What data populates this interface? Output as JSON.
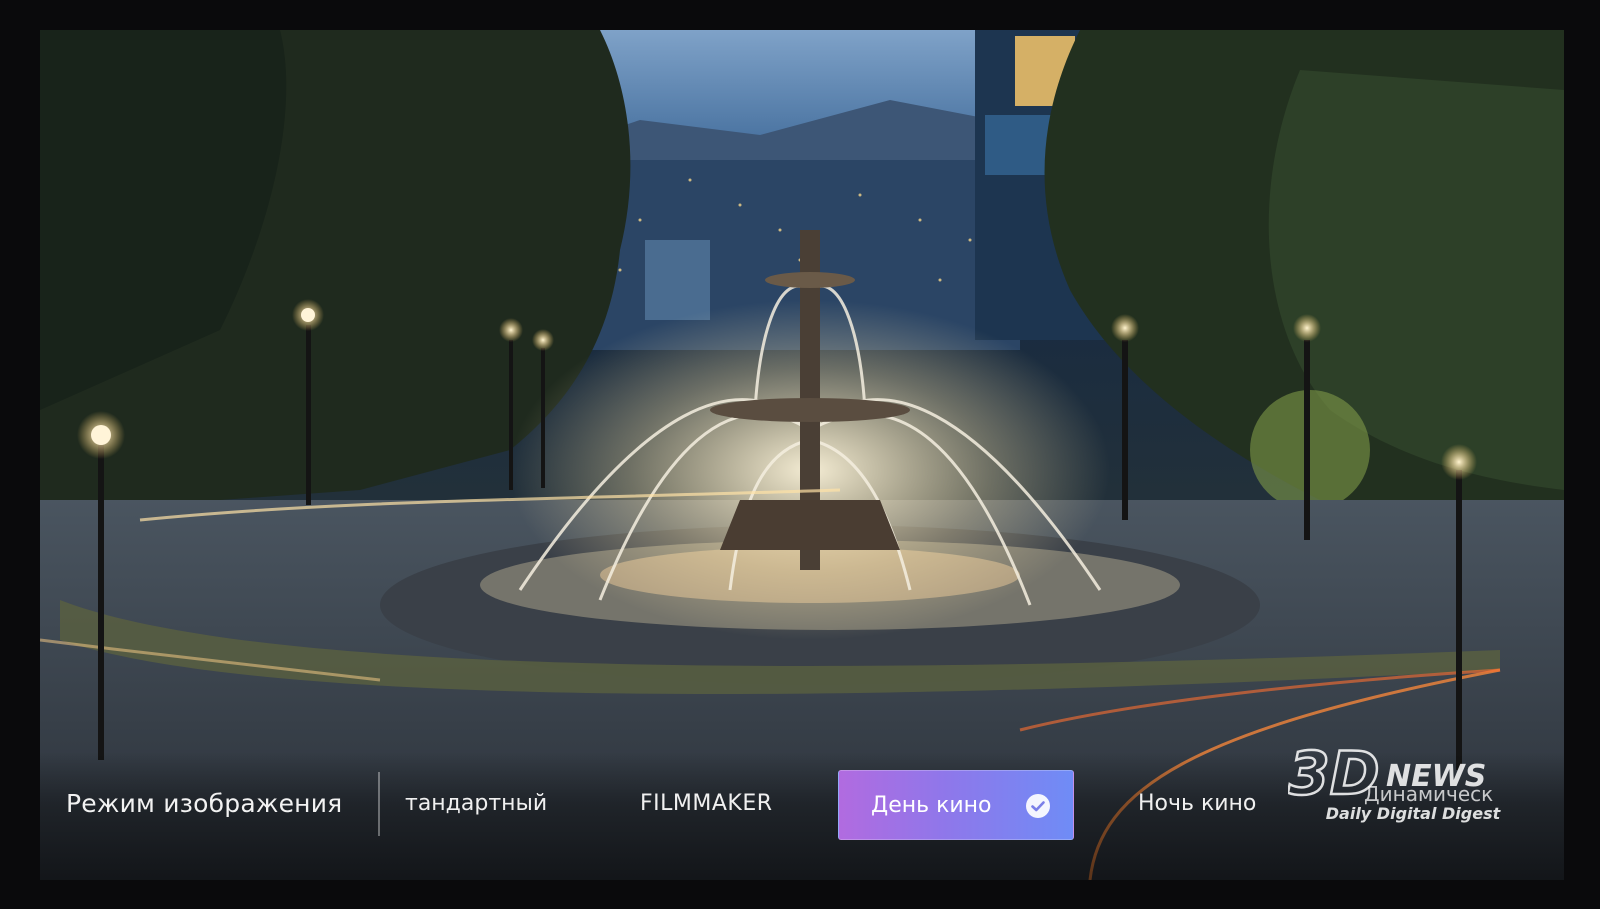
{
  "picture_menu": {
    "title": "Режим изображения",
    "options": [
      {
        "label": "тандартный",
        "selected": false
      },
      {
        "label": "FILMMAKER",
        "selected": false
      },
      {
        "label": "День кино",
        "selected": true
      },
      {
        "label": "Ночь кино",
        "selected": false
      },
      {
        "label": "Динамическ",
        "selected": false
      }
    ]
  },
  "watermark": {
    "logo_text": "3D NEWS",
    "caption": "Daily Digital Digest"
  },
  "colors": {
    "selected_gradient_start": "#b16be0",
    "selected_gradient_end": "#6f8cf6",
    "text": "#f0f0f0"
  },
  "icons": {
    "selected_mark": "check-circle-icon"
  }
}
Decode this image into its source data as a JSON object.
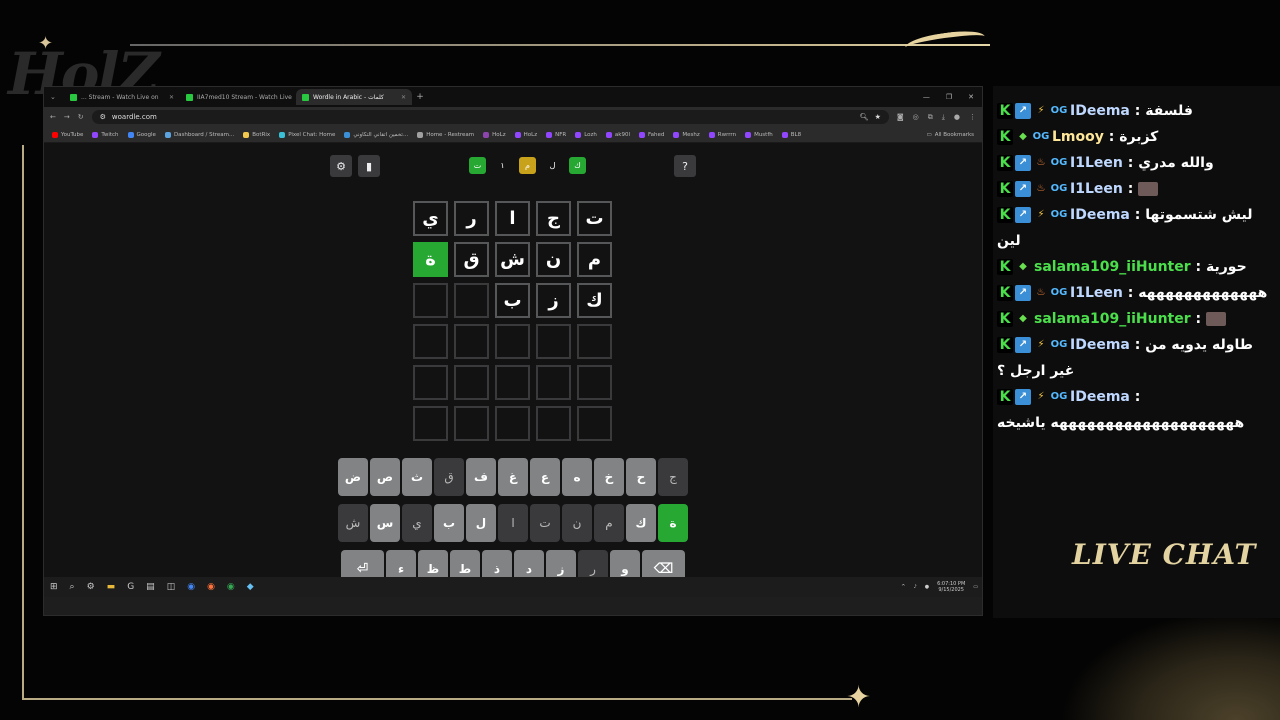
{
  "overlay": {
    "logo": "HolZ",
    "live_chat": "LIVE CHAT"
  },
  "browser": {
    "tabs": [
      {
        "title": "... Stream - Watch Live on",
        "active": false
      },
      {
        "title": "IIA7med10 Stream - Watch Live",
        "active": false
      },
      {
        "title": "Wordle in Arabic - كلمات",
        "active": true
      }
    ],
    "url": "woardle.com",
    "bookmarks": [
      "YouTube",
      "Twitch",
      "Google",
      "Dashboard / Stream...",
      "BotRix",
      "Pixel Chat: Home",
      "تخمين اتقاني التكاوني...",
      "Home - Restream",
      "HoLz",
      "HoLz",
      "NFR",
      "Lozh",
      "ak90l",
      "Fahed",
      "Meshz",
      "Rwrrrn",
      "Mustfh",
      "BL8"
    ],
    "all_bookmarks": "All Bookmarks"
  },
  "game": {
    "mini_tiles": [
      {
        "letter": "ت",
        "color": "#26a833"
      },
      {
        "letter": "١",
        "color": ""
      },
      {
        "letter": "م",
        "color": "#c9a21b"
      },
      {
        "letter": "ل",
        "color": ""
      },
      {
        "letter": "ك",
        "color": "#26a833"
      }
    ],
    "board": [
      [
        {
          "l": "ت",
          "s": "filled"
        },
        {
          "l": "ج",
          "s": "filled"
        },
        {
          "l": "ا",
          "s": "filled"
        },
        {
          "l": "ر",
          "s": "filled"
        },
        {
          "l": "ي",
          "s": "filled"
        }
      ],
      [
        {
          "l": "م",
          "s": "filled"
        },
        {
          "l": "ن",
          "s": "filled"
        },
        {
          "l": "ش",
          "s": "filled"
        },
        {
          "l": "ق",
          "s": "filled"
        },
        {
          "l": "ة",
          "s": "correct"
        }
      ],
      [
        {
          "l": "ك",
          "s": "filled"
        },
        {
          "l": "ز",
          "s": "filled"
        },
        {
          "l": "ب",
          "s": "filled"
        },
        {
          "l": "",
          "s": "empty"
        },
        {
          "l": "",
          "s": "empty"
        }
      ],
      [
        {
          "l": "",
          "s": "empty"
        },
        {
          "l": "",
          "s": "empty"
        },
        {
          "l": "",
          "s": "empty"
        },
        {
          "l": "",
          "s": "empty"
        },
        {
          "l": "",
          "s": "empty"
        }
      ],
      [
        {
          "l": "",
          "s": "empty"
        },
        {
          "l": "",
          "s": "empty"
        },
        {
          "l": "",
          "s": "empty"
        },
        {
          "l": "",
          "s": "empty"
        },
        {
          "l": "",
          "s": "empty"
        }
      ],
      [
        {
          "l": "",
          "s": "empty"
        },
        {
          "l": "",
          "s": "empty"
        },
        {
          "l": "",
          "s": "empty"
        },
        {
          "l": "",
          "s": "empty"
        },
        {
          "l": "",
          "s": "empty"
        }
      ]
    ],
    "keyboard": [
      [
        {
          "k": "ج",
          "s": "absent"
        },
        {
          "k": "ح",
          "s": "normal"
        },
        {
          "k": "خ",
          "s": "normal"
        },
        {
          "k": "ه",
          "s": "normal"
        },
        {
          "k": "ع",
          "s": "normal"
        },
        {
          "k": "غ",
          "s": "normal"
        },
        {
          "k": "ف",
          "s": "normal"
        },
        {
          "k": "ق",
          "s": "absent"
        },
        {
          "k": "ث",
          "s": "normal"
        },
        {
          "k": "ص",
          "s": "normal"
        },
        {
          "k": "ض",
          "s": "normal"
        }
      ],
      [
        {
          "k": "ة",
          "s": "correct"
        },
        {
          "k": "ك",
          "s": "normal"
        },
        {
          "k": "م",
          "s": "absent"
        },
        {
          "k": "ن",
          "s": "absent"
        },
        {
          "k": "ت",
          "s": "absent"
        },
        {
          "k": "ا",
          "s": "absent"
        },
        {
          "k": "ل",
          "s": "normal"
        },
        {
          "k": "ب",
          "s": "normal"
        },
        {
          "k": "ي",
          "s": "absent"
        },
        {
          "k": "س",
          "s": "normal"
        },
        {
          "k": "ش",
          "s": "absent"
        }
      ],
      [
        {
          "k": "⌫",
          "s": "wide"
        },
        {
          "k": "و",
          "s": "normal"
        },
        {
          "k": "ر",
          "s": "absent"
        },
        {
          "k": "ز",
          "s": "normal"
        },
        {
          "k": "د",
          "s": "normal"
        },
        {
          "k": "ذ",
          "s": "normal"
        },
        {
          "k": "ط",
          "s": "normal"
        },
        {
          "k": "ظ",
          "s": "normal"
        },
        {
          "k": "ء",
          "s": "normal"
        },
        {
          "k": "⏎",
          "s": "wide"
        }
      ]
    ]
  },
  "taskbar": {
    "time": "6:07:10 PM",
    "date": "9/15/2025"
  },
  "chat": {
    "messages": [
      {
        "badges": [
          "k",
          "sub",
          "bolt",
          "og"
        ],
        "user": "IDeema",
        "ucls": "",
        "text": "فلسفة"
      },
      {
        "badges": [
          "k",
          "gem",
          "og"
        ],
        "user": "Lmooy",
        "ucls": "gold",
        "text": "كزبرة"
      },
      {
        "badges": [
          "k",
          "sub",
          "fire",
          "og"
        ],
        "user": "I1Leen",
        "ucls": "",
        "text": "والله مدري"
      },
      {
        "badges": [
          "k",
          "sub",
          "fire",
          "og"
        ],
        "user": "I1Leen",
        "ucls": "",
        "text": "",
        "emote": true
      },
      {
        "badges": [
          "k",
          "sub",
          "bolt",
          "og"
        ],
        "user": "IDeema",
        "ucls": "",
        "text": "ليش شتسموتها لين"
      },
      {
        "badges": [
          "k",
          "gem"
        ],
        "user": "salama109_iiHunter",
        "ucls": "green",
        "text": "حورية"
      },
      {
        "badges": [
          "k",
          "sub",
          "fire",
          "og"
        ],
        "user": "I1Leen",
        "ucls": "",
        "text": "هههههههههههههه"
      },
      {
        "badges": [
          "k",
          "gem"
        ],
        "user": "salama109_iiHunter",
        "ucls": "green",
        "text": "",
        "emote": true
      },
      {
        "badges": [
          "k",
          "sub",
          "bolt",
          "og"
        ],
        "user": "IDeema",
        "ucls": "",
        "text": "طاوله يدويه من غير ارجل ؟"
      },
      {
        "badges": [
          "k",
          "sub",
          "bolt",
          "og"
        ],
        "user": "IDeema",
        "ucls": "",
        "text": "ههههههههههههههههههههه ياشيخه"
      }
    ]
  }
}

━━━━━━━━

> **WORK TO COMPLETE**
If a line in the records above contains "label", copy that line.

> **COMPLETED EXERCISE**
        "label": "тандартный",
        "label": "FILMMAKER",
        "label": "День кино",
        "label": "Ночь кино",
        "label": "Динамическ",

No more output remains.